**The problem:**
Although the entries contain pictures, copy only their text, exactly as written.
┌──
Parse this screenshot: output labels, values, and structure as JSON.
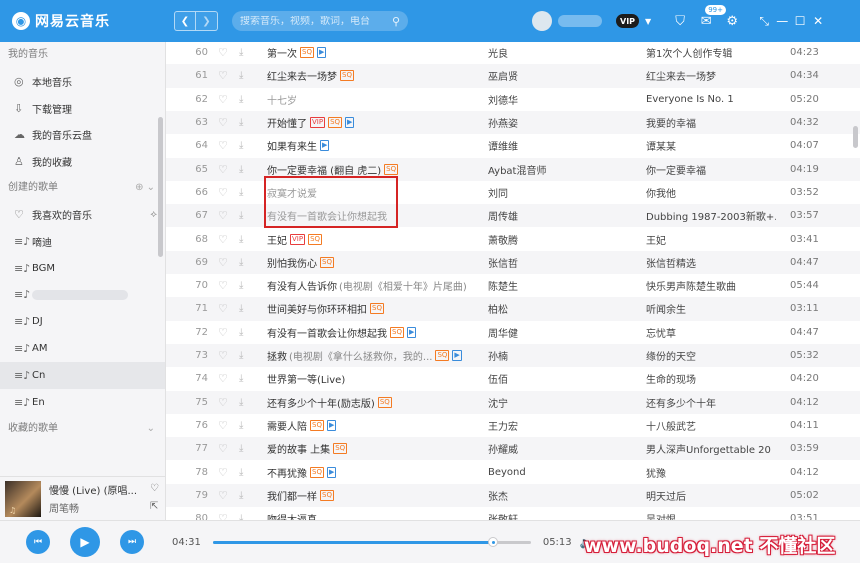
{
  "app": {
    "title": "网易云音乐",
    "logo_glyph": "◉"
  },
  "header": {
    "search_placeholder": "搜索音乐，视频，歌词，电台",
    "vip_label": "VIP",
    "mail_badge": "99+",
    "back_glyph": "❮",
    "forward_glyph": "❯",
    "search_glyph": "⚲",
    "shirt_glyph": "⛉",
    "mail_glyph": "✉",
    "gear_glyph": "⚙",
    "dropdown_glyph": "▼",
    "miniplayer_glyph": "⤡",
    "minimize_glyph": "—",
    "maximize_glyph": "☐",
    "close_glyph": "✕"
  },
  "sidebar": {
    "my_music_title": "我的音乐",
    "my_music": [
      {
        "icon": "◎",
        "label": "本地音乐"
      },
      {
        "icon": "⇩",
        "label": "下载管理"
      },
      {
        "icon": "☁",
        "label": "我的音乐云盘"
      },
      {
        "icon": "♙",
        "label": "我的收藏"
      }
    ],
    "created_title": "创建的歌单",
    "created_actions": "⊕ ⌄",
    "created": [
      {
        "icon": "♡",
        "label": "我喜欢的音乐",
        "right_icon": "⟡"
      },
      {
        "icon": "≡♪",
        "label": "嘀迪"
      },
      {
        "icon": "≡♪",
        "label": "BGM"
      },
      {
        "icon": "≡♪",
        "label": ""
      },
      {
        "icon": "≡♪",
        "label": "DJ"
      },
      {
        "icon": "≡♪",
        "label": "AM"
      },
      {
        "icon": "≡♪",
        "label": "Cn"
      },
      {
        "icon": "≡♪",
        "label": "En"
      }
    ],
    "collected_title": "收藏的歌单",
    "collected_arrow": "⌄"
  },
  "now_playing": {
    "title": "慢慢 (Live) (原唱...",
    "artist": "周笔畅",
    "like_glyph": "♡",
    "share_glyph": "⇱",
    "cover_glyph": "♫"
  },
  "songs": [
    {
      "num": "60",
      "title": "第一次",
      "sub": "",
      "tags": [
        "SQ",
        "MV"
      ],
      "artist": "光良",
      "album": "第1次个人创作专辑",
      "time": "04:23",
      "grey": false
    },
    {
      "num": "61",
      "title": "红尘来去一场梦",
      "sub": "",
      "tags": [
        "SQ"
      ],
      "artist": "巫启贤",
      "album": "红尘来去一场梦",
      "time": "04:34",
      "grey": false
    },
    {
      "num": "62",
      "title": "十七岁",
      "sub": "",
      "tags": [],
      "artist": "刘德华",
      "album": "Everyone Is No. 1",
      "time": "05:20",
      "grey": true
    },
    {
      "num": "63",
      "title": "开始懂了",
      "sub": "",
      "tags": [
        "VIP",
        "SQ",
        "MV"
      ],
      "artist": "孙燕姿",
      "album": "我要的幸福",
      "time": "04:32",
      "grey": false
    },
    {
      "num": "64",
      "title": "如果有来生",
      "sub": "",
      "tags": [
        "MV"
      ],
      "artist": "谭维维",
      "album": "谭某某",
      "time": "04:07",
      "grey": false
    },
    {
      "num": "65",
      "title": "你一定要幸福 (翻自 虎二)",
      "sub": "",
      "tags": [
        "SQ"
      ],
      "artist": "Aybat混音师",
      "album": "你一定要幸福",
      "time": "04:19",
      "grey": false
    },
    {
      "num": "66",
      "title": "寂寞才说爱",
      "sub": "",
      "tags": [],
      "artist": "刘同",
      "album": "你我他",
      "time": "03:52",
      "grey": true
    },
    {
      "num": "67",
      "title": "有没有一首歌会让你想起我",
      "sub": "",
      "tags": [],
      "artist": "周传雄",
      "album": "Dubbing 1987-2003新歌+...",
      "time": "03:57",
      "grey": true
    },
    {
      "num": "68",
      "title": "王妃",
      "sub": "",
      "tags": [
        "VIP",
        "SQ"
      ],
      "artist": "萧敬腾",
      "album": "王妃",
      "time": "03:41",
      "grey": false
    },
    {
      "num": "69",
      "title": "别怕我伤心",
      "sub": "",
      "tags": [
        "SQ"
      ],
      "artist": "张信哲",
      "album": "张信哲精选",
      "time": "04:47",
      "grey": false
    },
    {
      "num": "70",
      "title": "有没有人告诉你",
      "sub": "(电视剧《相爱十年》片尾曲)",
      "tags": [],
      "artist": "陈楚生",
      "album": "快乐男声陈楚生歌曲",
      "time": "05:44",
      "grey": false
    },
    {
      "num": "71",
      "title": "世间美好与你环环相扣",
      "sub": "",
      "tags": [
        "SQ"
      ],
      "artist": "柏松",
      "album": "听闻余生",
      "time": "03:11",
      "grey": false
    },
    {
      "num": "72",
      "title": "有没有一首歌会让你想起我",
      "sub": "",
      "tags": [
        "SQ",
        "MV"
      ],
      "artist": "周华健",
      "album": "忘忧草",
      "time": "04:47",
      "grey": false
    },
    {
      "num": "73",
      "title": "拯救",
      "sub": "(电视剧《拿什么拯救你，我的...",
      "tags": [
        "SQ",
        "MV"
      ],
      "artist": "孙楠",
      "album": "缘份的天空",
      "time": "05:32",
      "grey": false
    },
    {
      "num": "74",
      "title": "世界第一等(Live)",
      "sub": "",
      "tags": [],
      "artist": "伍佰",
      "album": "生命的现场",
      "time": "04:20",
      "grey": false
    },
    {
      "num": "75",
      "title": "还有多少个十年(励志版)",
      "sub": "",
      "tags": [
        "SQ"
      ],
      "artist": "沈宁",
      "album": "还有多少个十年",
      "time": "04:12",
      "grey": false
    },
    {
      "num": "76",
      "title": "需要人陪",
      "sub": "",
      "tags": [
        "SQ",
        "MV"
      ],
      "artist": "王力宏",
      "album": "十八般武艺",
      "time": "04:11",
      "grey": false
    },
    {
      "num": "77",
      "title": "爱的故事 上集",
      "sub": "",
      "tags": [
        "SQ"
      ],
      "artist": "孙耀威",
      "album": "男人深声Unforgettable 20",
      "time": "03:59",
      "grey": false
    },
    {
      "num": "78",
      "title": "不再犹豫",
      "sub": "",
      "tags": [
        "SQ",
        "MV"
      ],
      "artist": "Beyond",
      "album": "犹豫",
      "time": "04:12",
      "grey": false
    },
    {
      "num": "79",
      "title": "我们都一样",
      "sub": "",
      "tags": [
        "SQ"
      ],
      "artist": "张杰",
      "album": "明天过后",
      "time": "05:02",
      "grey": false
    },
    {
      "num": "80",
      "title": "吻得太逼真",
      "sub": "",
      "tags": [],
      "artist": "张敬轩",
      "album": "吴对恨",
      "time": "03:51",
      "grey": false
    }
  ],
  "icons": {
    "like": "♡",
    "download": "⤓"
  },
  "player": {
    "current_time": "04:31",
    "total_time": "05:13",
    "progress": 0.88,
    "prev_glyph": "⏮",
    "play_glyph": "▶",
    "next_glyph": "⏭",
    "volume_glyph": "🔈"
  },
  "watermark": "www.budoq.net 不懂社区",
  "colors": {
    "brand": "#2f97e6",
    "highlight": "#d52424"
  }
}
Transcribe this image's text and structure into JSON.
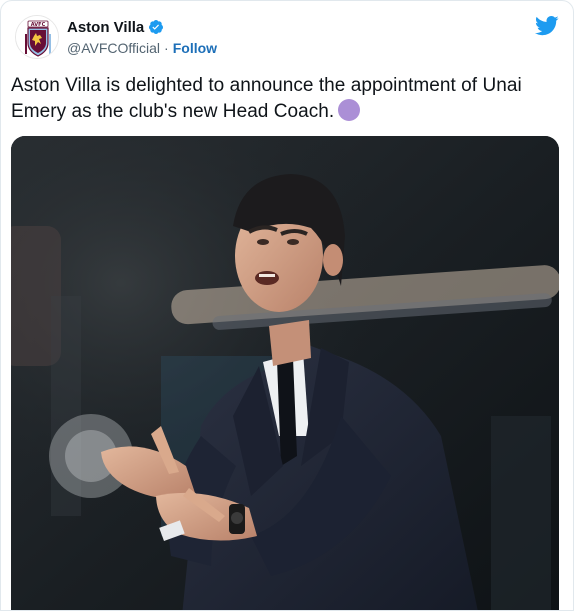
{
  "tweet": {
    "author": {
      "display_name": "Aston Villa",
      "handle": "@AVFCOfficial",
      "separator": "·",
      "follow_label": "Follow",
      "verified": true,
      "avatar_icon": "aston-villa-crest-icon",
      "avatar_crest_text": "AVFC"
    },
    "text": "Aston Villa is delighted to announce the appointment of Unai Emery as the club's new Head Coach.",
    "emoji": "purple-circle-emoji",
    "platform_icon": "twitter-bird-icon",
    "media": {
      "type": "photo",
      "description_icon": "coach-clapping-photo"
    }
  },
  "colors": {
    "twitter_blue": "#1d9bf0",
    "follow_link": "#1d6fb8",
    "verified_badge": "#1d9bf0",
    "emoji_purple": "#ab8fd6",
    "club_claret": "#670e36",
    "club_blue": "#95bfe5"
  }
}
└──
**Response below:**
Parse this screenshot: output labels, values, and structure as JSON.
{
  "app": {
    "title": "网易云音乐",
    "logo_glyph": "◉"
  },
  "header": {
    "search_placeholder": "搜索音乐，视频，歌词，电台",
    "vip_label": "VIP",
    "mail_badge": "99+",
    "back_glyph": "❮",
    "forward_glyph": "❯",
    "search_glyph": "⚲",
    "shirt_glyph": "⛉",
    "mail_glyph": "✉",
    "gear_glyph": "⚙",
    "dropdown_glyph": "▼",
    "miniplayer_glyph": "⤡",
    "minimize_glyph": "—",
    "maximize_glyph": "☐",
    "close_glyph": "✕"
  },
  "sidebar": {
    "my_music_title": "我的音乐",
    "my_music": [
      {
        "icon": "◎",
        "label": "本地音乐"
      },
      {
        "icon": "⇩",
        "label": "下载管理"
      },
      {
        "icon": "☁",
        "label": "我的音乐云盘"
      },
      {
        "icon": "♙",
        "label": "我的收藏"
      }
    ],
    "created_title": "创建的歌单",
    "created_actions": "⊕ ⌄",
    "created": [
      {
        "icon": "♡",
        "label": "我喜欢的音乐",
        "right_icon": "⟡"
      },
      {
        "icon": "≡♪",
        "label": "嘀迪"
      },
      {
        "icon": "≡♪",
        "label": "BGM"
      },
      {
        "icon": "≡♪",
        "label": ""
      },
      {
        "icon": "≡♪",
        "label": "DJ"
      },
      {
        "icon": "≡♪",
        "label": "AM"
      },
      {
        "icon": "≡♪",
        "label": "Cn"
      },
      {
        "icon": "≡♪",
        "label": "En"
      }
    ],
    "collected_title": "收藏的歌单",
    "collected_arrow": "⌄"
  },
  "now_playing": {
    "title": "慢慢 (Live) (原唱...",
    "artist": "周笔畅",
    "like_glyph": "♡",
    "share_glyph": "⇱",
    "cover_glyph": "♫"
  },
  "songs": [
    {
      "num": "60",
      "title": "第一次",
      "sub": "",
      "tags": [
        "SQ",
        "MV"
      ],
      "artist": "光良",
      "album": "第1次个人创作专辑",
      "time": "04:23",
      "grey": false
    },
    {
      "num": "61",
      "title": "红尘来去一场梦",
      "sub": "",
      "tags": [
        "SQ"
      ],
      "artist": "巫启贤",
      "album": "红尘来去一场梦",
      "time": "04:34",
      "grey": false
    },
    {
      "num": "62",
      "title": "十七岁",
      "sub": "",
      "tags": [],
      "artist": "刘德华",
      "album": "Everyone Is No. 1",
      "time": "05:20",
      "grey": true
    },
    {
      "num": "63",
      "title": "开始懂了",
      "sub": "",
      "tags": [
        "VIP",
        "SQ",
        "MV"
      ],
      "artist": "孙燕姿",
      "album": "我要的幸福",
      "time": "04:32",
      "grey": false
    },
    {
      "num": "64",
      "title": "如果有来生",
      "sub": "",
      "tags": [
        "MV"
      ],
      "artist": "谭维维",
      "album": "谭某某",
      "time": "04:07",
      "grey": false
    },
    {
      "num": "65",
      "title": "你一定要幸福 (翻自 虎二)",
      "sub": "",
      "tags": [
        "SQ"
      ],
      "artist": "Aybat混音师",
      "album": "你一定要幸福",
      "time": "04:19",
      "grey": false
    },
    {
      "num": "66",
      "title": "寂寞才说爱",
      "sub": "",
      "tags": [],
      "artist": "刘同",
      "album": "你我他",
      "time": "03:52",
      "grey": true
    },
    {
      "num": "67",
      "title": "有没有一首歌会让你想起我",
      "sub": "",
      "tags": [],
      "artist": "周传雄",
      "album": "Dubbing 1987-2003新歌+...",
      "time": "03:57",
      "grey": true
    },
    {
      "num": "68",
      "title": "王妃",
      "sub": "",
      "tags": [
        "VIP",
        "SQ"
      ],
      "artist": "萧敬腾",
      "album": "王妃",
      "time": "03:41",
      "grey": false
    },
    {
      "num": "69",
      "title": "别怕我伤心",
      "sub": "",
      "tags": [
        "SQ"
      ],
      "artist": "张信哲",
      "album": "张信哲精选",
      "time": "04:47",
      "grey": false
    },
    {
      "num": "70",
      "title": "有没有人告诉你",
      "sub": "(电视剧《相爱十年》片尾曲)",
      "tags": [],
      "artist": "陈楚生",
      "album": "快乐男声陈楚生歌曲",
      "time": "05:44",
      "grey": false
    },
    {
      "num": "71",
      "title": "世间美好与你环环相扣",
      "sub": "",
      "tags": [
        "SQ"
      ],
      "artist": "柏松",
      "album": "听闻余生",
      "time": "03:11",
      "grey": false
    },
    {
      "num": "72",
      "title": "有没有一首歌会让你想起我",
      "sub": "",
      "tags": [
        "SQ",
        "MV"
      ],
      "artist": "周华健",
      "album": "忘忧草",
      "time": "04:47",
      "grey": false
    },
    {
      "num": "73",
      "title": "拯救",
      "sub": "(电视剧《拿什么拯救你，我的...",
      "tags": [
        "SQ",
        "MV"
      ],
      "artist": "孙楠",
      "album": "缘份的天空",
      "time": "05:32",
      "grey": false
    },
    {
      "num": "74",
      "title": "世界第一等(Live)",
      "sub": "",
      "tags": [],
      "artist": "伍佰",
      "album": "生命的现场",
      "time": "04:20",
      "grey": false
    },
    {
      "num": "75",
      "title": "还有多少个十年(励志版)",
      "sub": "",
      "tags": [
        "SQ"
      ],
      "artist": "沈宁",
      "album": "还有多少个十年",
      "time": "04:12",
      "grey": false
    },
    {
      "num": "76",
      "title": "需要人陪",
      "sub": "",
      "tags": [
        "SQ",
        "MV"
      ],
      "artist": "王力宏",
      "album": "十八般武艺",
      "time": "04:11",
      "grey": false
    },
    {
      "num": "77",
      "title": "爱的故事 上集",
      "sub": "",
      "tags": [
        "SQ"
      ],
      "artist": "孙耀威",
      "album": "男人深声Unforgettable 20",
      "time": "03:59",
      "grey": false
    },
    {
      "num": "78",
      "title": "不再犹豫",
      "sub": "",
      "tags": [
        "SQ",
        "MV"
      ],
      "artist": "Beyond",
      "album": "犹豫",
      "time": "04:12",
      "grey": false
    },
    {
      "num": "79",
      "title": "我们都一样",
      "sub": "",
      "tags": [
        "SQ"
      ],
      "artist": "张杰",
      "album": "明天过后",
      "time": "05:02",
      "grey": false
    },
    {
      "num": "80",
      "title": "吻得太逼真",
      "sub": "",
      "tags": [],
      "artist": "张敬轩",
      "album": "吴对恨",
      "time": "03:51",
      "grey": false
    }
  ],
  "icons": {
    "like": "♡",
    "download": "⤓"
  },
  "player": {
    "current_time": "04:31",
    "total_time": "05:13",
    "progress": 0.88,
    "prev_glyph": "⏮",
    "play_glyph": "▶",
    "next_glyph": "⏭",
    "volume_glyph": "🔈"
  },
  "watermark": "www.budoq.net 不懂社区",
  "colors": {
    "brand": "#2f97e6",
    "highlight": "#d52424"
  }
}
Transcribe this image's text and structure into JSON.
{
  "tweet": {
    "author": {
      "display_name": "Aston Villa",
      "handle": "@AVFCOfficial",
      "separator": "·",
      "follow_label": "Follow",
      "verified": true,
      "avatar_icon": "aston-villa-crest-icon",
      "avatar_crest_text": "AVFC"
    },
    "text": "Aston Villa is delighted to announce the appointment of Unai Emery as the club's new Head Coach.",
    "emoji": "purple-circle-emoji",
    "platform_icon": "twitter-bird-icon",
    "media": {
      "type": "photo",
      "description_icon": "coach-clapping-photo"
    }
  },
  "colors": {
    "twitter_blue": "#1d9bf0",
    "follow_link": "#1d6fb8",
    "verified_badge": "#1d9bf0",
    "emoji_purple": "#ab8fd6",
    "club_claret": "#670e36",
    "club_blue": "#95bfe5"
  }
}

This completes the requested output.